> **Requirement**:
Lines holding the word "value" must be located in the listing below and copied.
---
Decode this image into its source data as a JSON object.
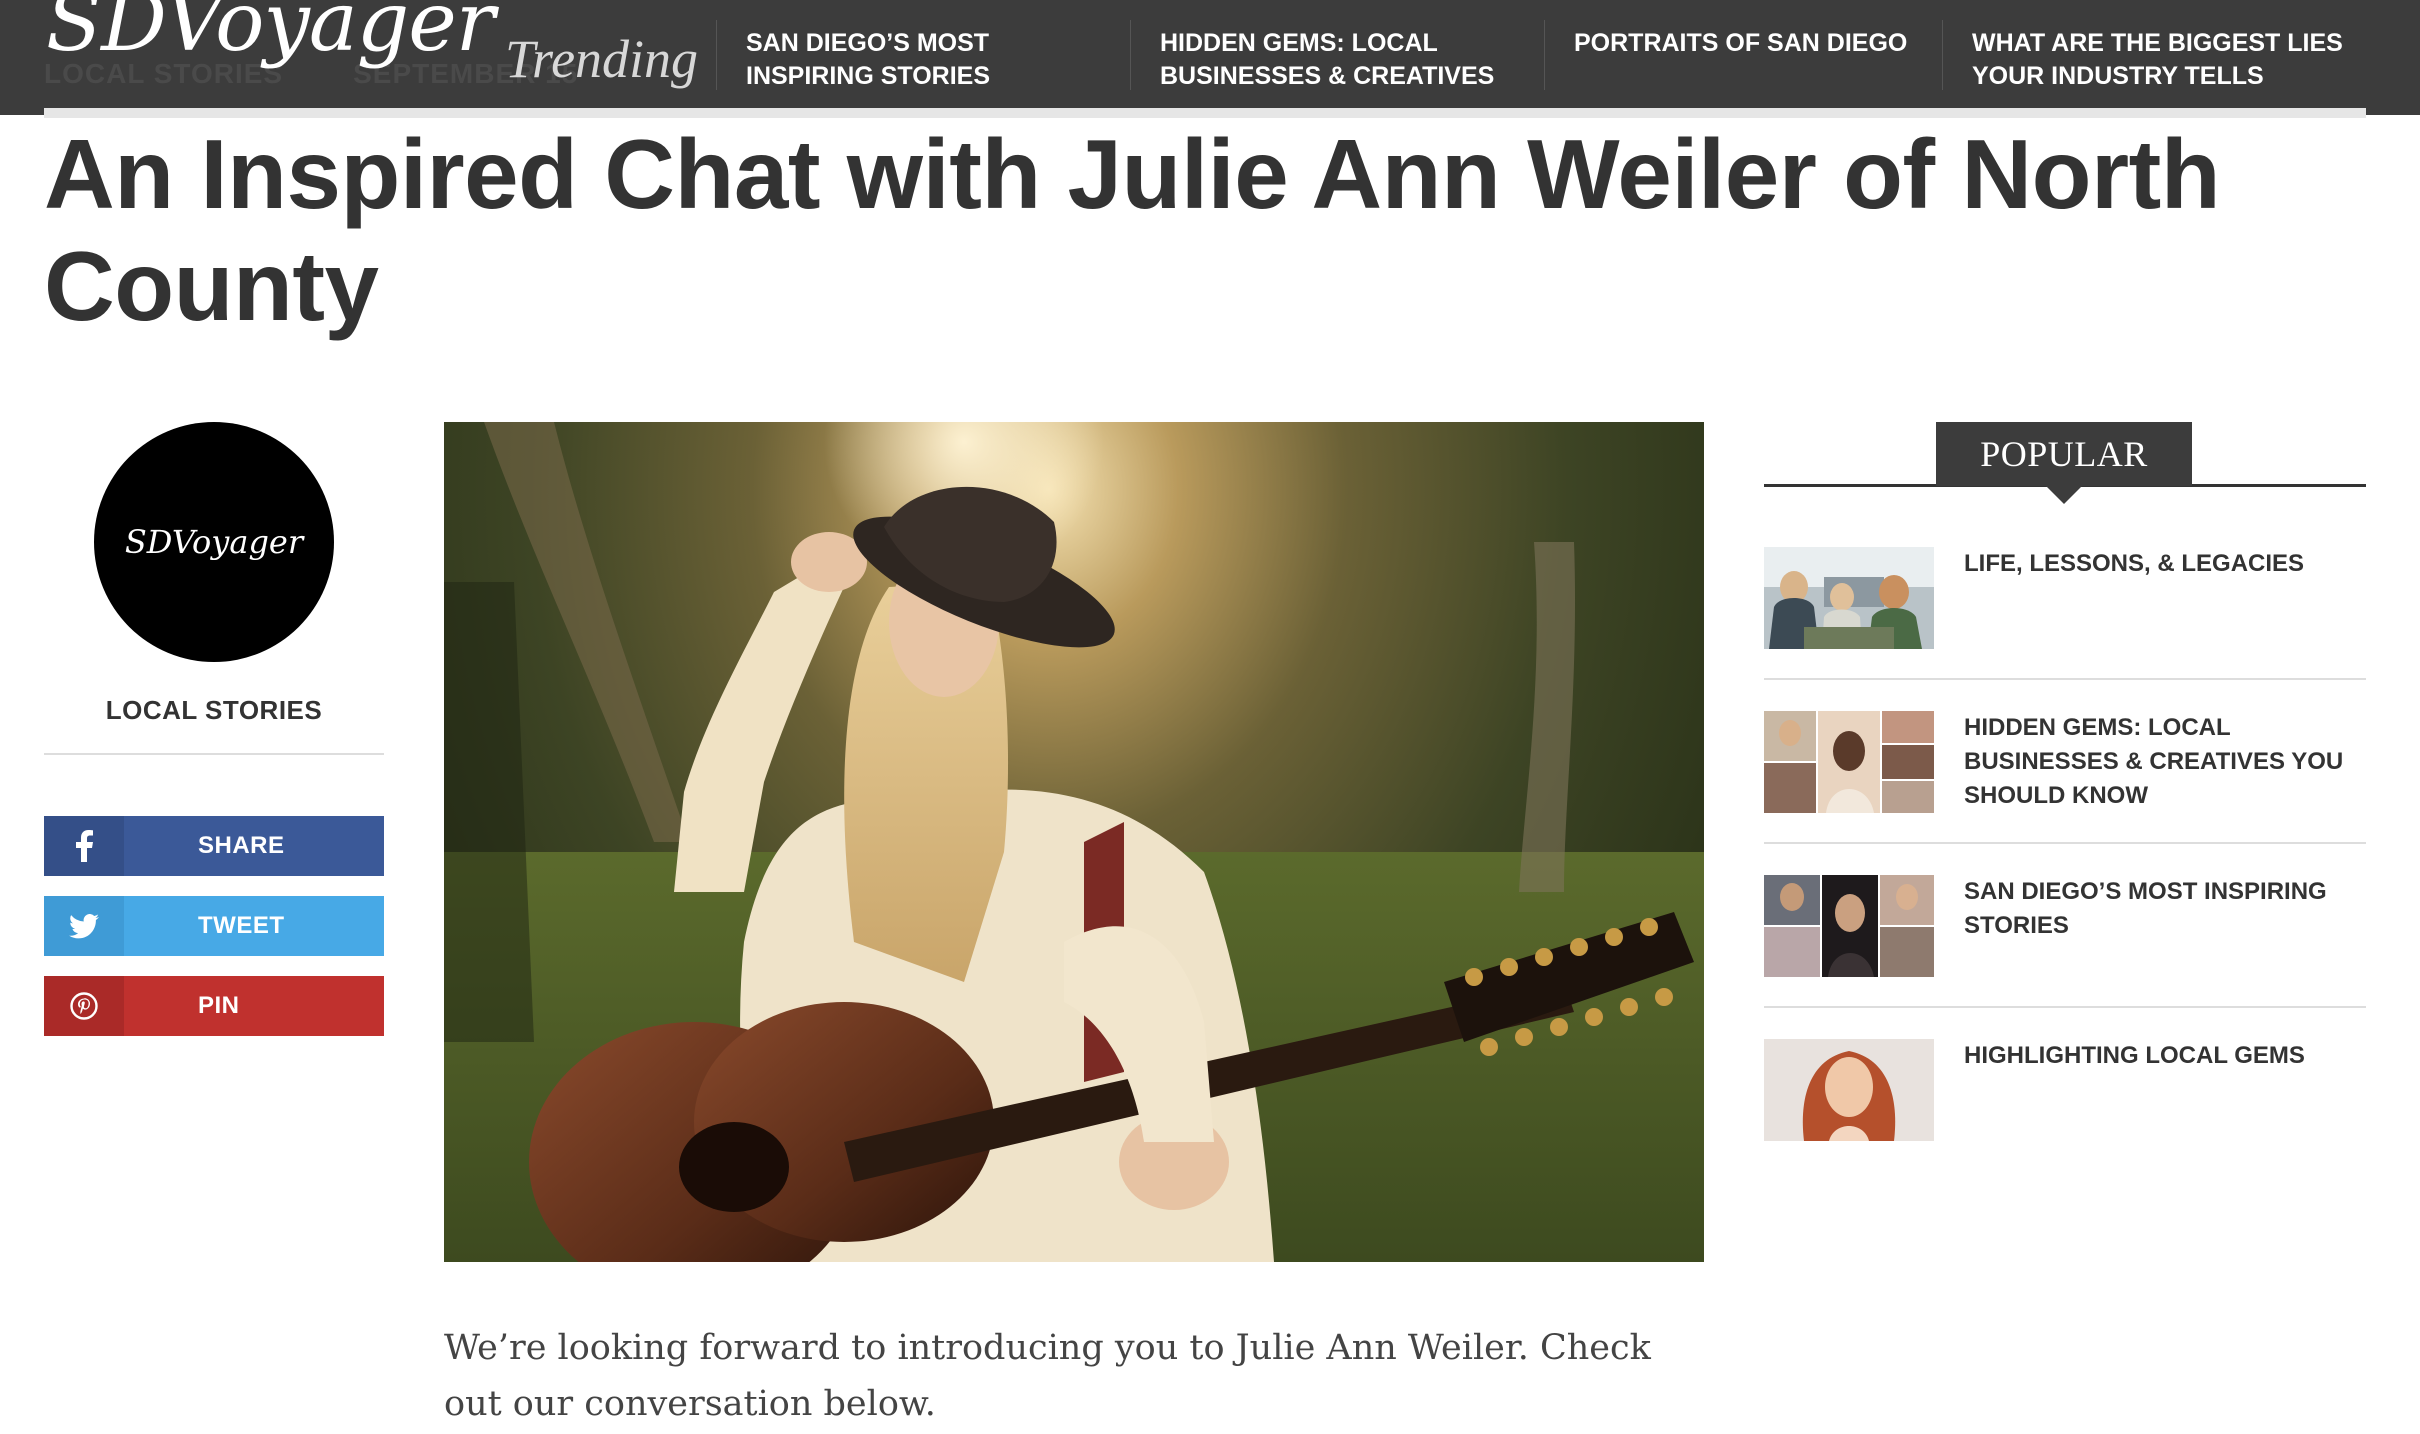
{
  "site": {
    "logo": "SDVoyager",
    "trending_label": "Trending"
  },
  "header_meta": {
    "category": "LOCAL STORIES",
    "date": "SEPTEMBER 15"
  },
  "trending": [
    {
      "label": "SAN DIEGO’S MOST INSPIRING STORIES"
    },
    {
      "label": "HIDDEN GEMS: LOCAL BUSINESSES & CREATIVES"
    },
    {
      "label": "PORTRAITS OF SAN DIEGO"
    },
    {
      "label": "WHAT ARE THE BIGGEST LIES YOUR INDUSTRY TELLS"
    }
  ],
  "article": {
    "title": "An Inspired Chat with Julie Ann Weiler of North County",
    "intro": "We’re looking forward to introducing you to Julie Ann Weiler. Check out our conversation below."
  },
  "author": {
    "avatar_text": "SDVoyager",
    "category": "LOCAL STORIES"
  },
  "share": {
    "facebook": "SHARE",
    "twitter": "TWEET",
    "pinterest": "PIN"
  },
  "colors": {
    "facebook": "#3b5998",
    "twitter": "#47a9e6",
    "pinterest": "#c0312e",
    "topbar": "#3c3c3c"
  },
  "popular": {
    "heading": "POPULAR",
    "items": [
      {
        "title": "LIFE, LESSONS, & LEGACIES"
      },
      {
        "title": "HIDDEN GEMS: LOCAL BUSINESSES & CREATIVES YOU SHOULD KNOW"
      },
      {
        "title": "SAN DIEGO’S MOST INSPIRING STORIES"
      },
      {
        "title": "HIGHLIGHTING LOCAL GEMS"
      }
    ]
  }
}
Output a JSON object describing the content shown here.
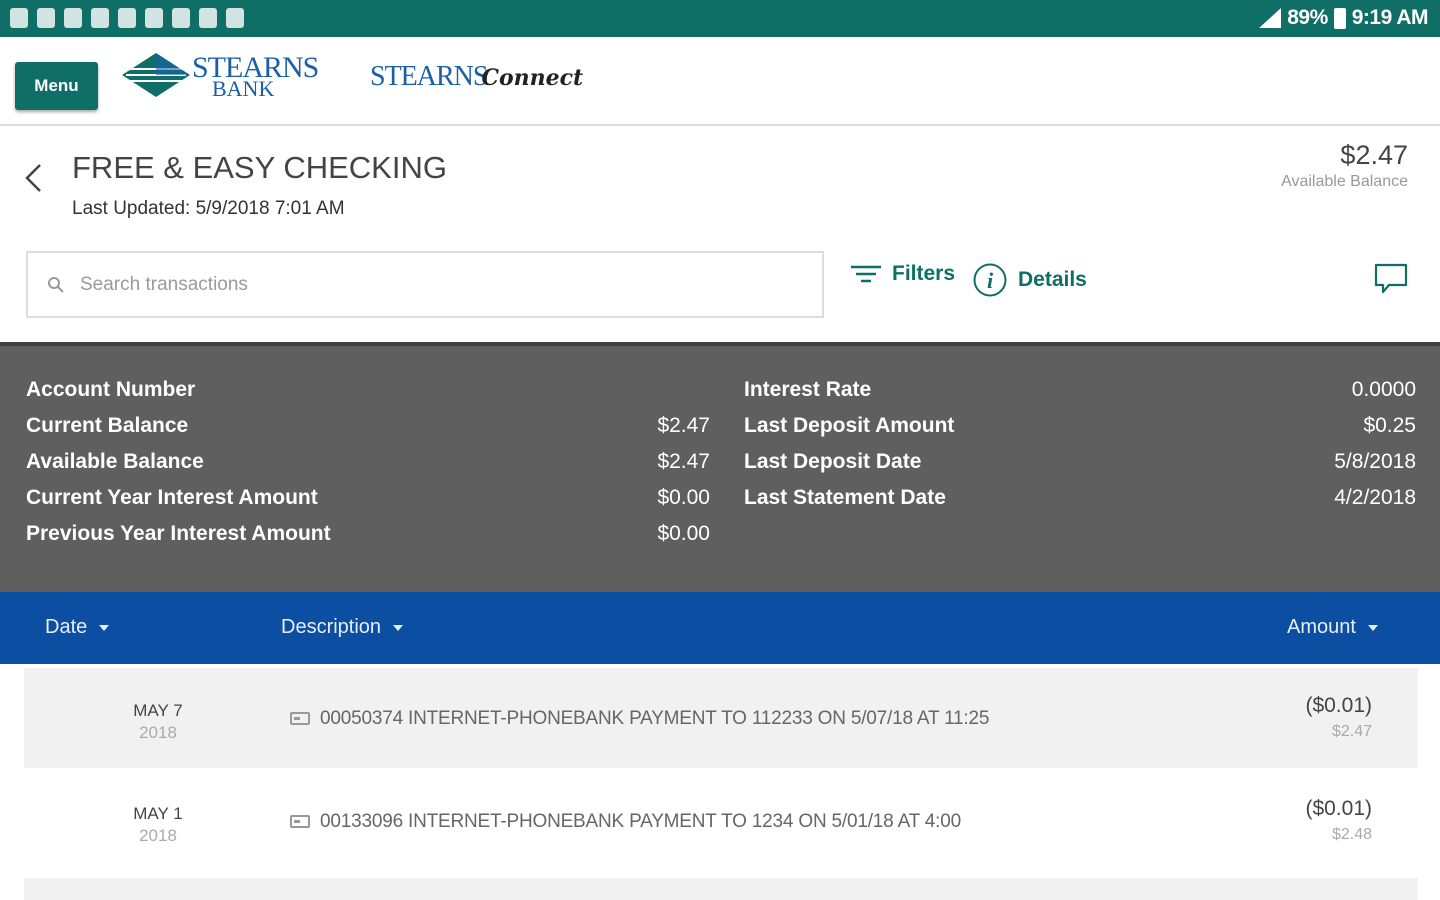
{
  "status_bar": {
    "battery": "89%",
    "time": "9:19 AM"
  },
  "header": {
    "menu_label": "Menu",
    "logo_line1": "STEARNS",
    "logo_line2": "BANK",
    "connect_brand_1": "STEARNS",
    "connect_brand_2": "Connect"
  },
  "account": {
    "title": "FREE & EASY CHECKING",
    "last_updated": "Last Updated: 5/9/2018 7:01 AM",
    "balance": "$2.47",
    "balance_label": "Available Balance"
  },
  "search": {
    "placeholder": "Search transactions",
    "filters_label": "Filters",
    "details_label": "Details"
  },
  "details_panel": {
    "left": [
      {
        "label": "Account Number",
        "value": ""
      },
      {
        "label": "Current Balance",
        "value": "$2.47"
      },
      {
        "label": "Available Balance",
        "value": "$2.47"
      },
      {
        "label": "Current Year Interest Amount",
        "value": "$0.00"
      },
      {
        "label": "Previous Year Interest Amount",
        "value": "$0.00"
      }
    ],
    "right": [
      {
        "label": "Interest Rate",
        "value": "0.0000"
      },
      {
        "label": "Last Deposit Amount",
        "value": "$0.25"
      },
      {
        "label": "Last Deposit Date",
        "value": "5/8/2018"
      },
      {
        "label": "Last Statement Date",
        "value": "4/2/2018"
      }
    ]
  },
  "table": {
    "columns": [
      "Date",
      "Description",
      "Amount"
    ],
    "transactions": [
      {
        "month_day": "MAY 7",
        "year": "2018",
        "description": "00050374 INTERNET-PHONEBANK PAYMENT TO 112233 ON 5/07/18 AT 11:25",
        "amount": "($0.01)",
        "running_balance": "$2.47"
      },
      {
        "month_day": "MAY 1",
        "year": "2018",
        "description": "00133096 INTERNET-PHONEBANK PAYMENT TO 1234 ON 5/01/18 AT 4:00",
        "amount": "($0.01)",
        "running_balance": "$2.48"
      }
    ]
  },
  "colors": {
    "brand_teal": "#0f6e66",
    "brand_blue": "#1a5fa8",
    "table_header": "#0c4fa2",
    "details_bg": "#5f5f5f"
  },
  "icons": [
    "back-chevron-icon",
    "search-icon",
    "filter-icon",
    "info-icon",
    "chat-icon",
    "transaction-card-icon"
  ]
}
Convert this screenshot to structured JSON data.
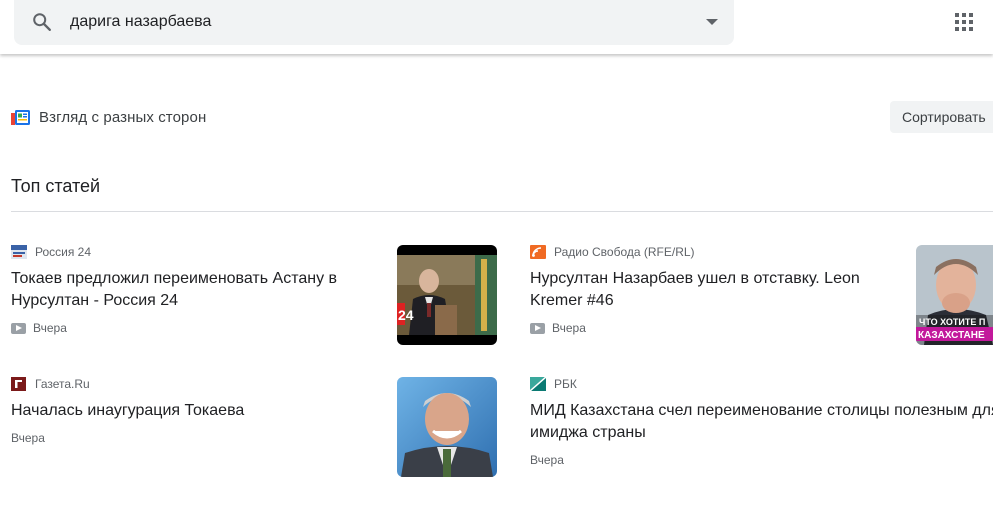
{
  "search": {
    "query": "дарига назарбаева",
    "search_icon": "search-icon",
    "dropdown_icon": "caret-down-icon"
  },
  "header": {
    "apps_icon": "apps-grid-icon"
  },
  "perspectives": {
    "label": "Взгляд с разных сторон",
    "icon": "newspaper-icon",
    "sort_label": "Сортировать"
  },
  "section": {
    "title": "Топ статей"
  },
  "articles": [
    {
      "source": "Россия 24",
      "headline": "Токаев предложил переименовать Астану в Нурсултан - Россия 24",
      "time": "Вчера",
      "video": true
    },
    {
      "source": "Радио Свобода (RFE/RL)",
      "headline": "Нурсултан Назарбаев ушел в отставку. Leon Kremer #46",
      "time": "Вчера",
      "video": true,
      "thumb_text_1": "ЧТО ХОТИТЕ П",
      "thumb_text_2": "КАЗАХСТАНЕ"
    },
    {
      "source": "Газета.Ru",
      "headline": "Началась инаугурация Токаева",
      "time": "Вчера",
      "video": false
    },
    {
      "source": "РБК",
      "headline": "МИД Казахстана счел переименование столицы полезным для имиджа страны",
      "time": "Вчера",
      "video": false
    }
  ],
  "colors": {
    "search_bg": "#f1f3f4",
    "text_primary": "#202124",
    "text_secondary": "#5f6368",
    "divider": "#dadce0"
  }
}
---
> **Answer to the exercise**:
        "value": ""
        "value": "$2.47"
        "value": "$2.47"
        "value": "$0.00"
        "value": "$0.00"
        "value": "0.0000"
        "value": "$0.25"
        "value": "5/8/2018"
        "value": "4/2/2018"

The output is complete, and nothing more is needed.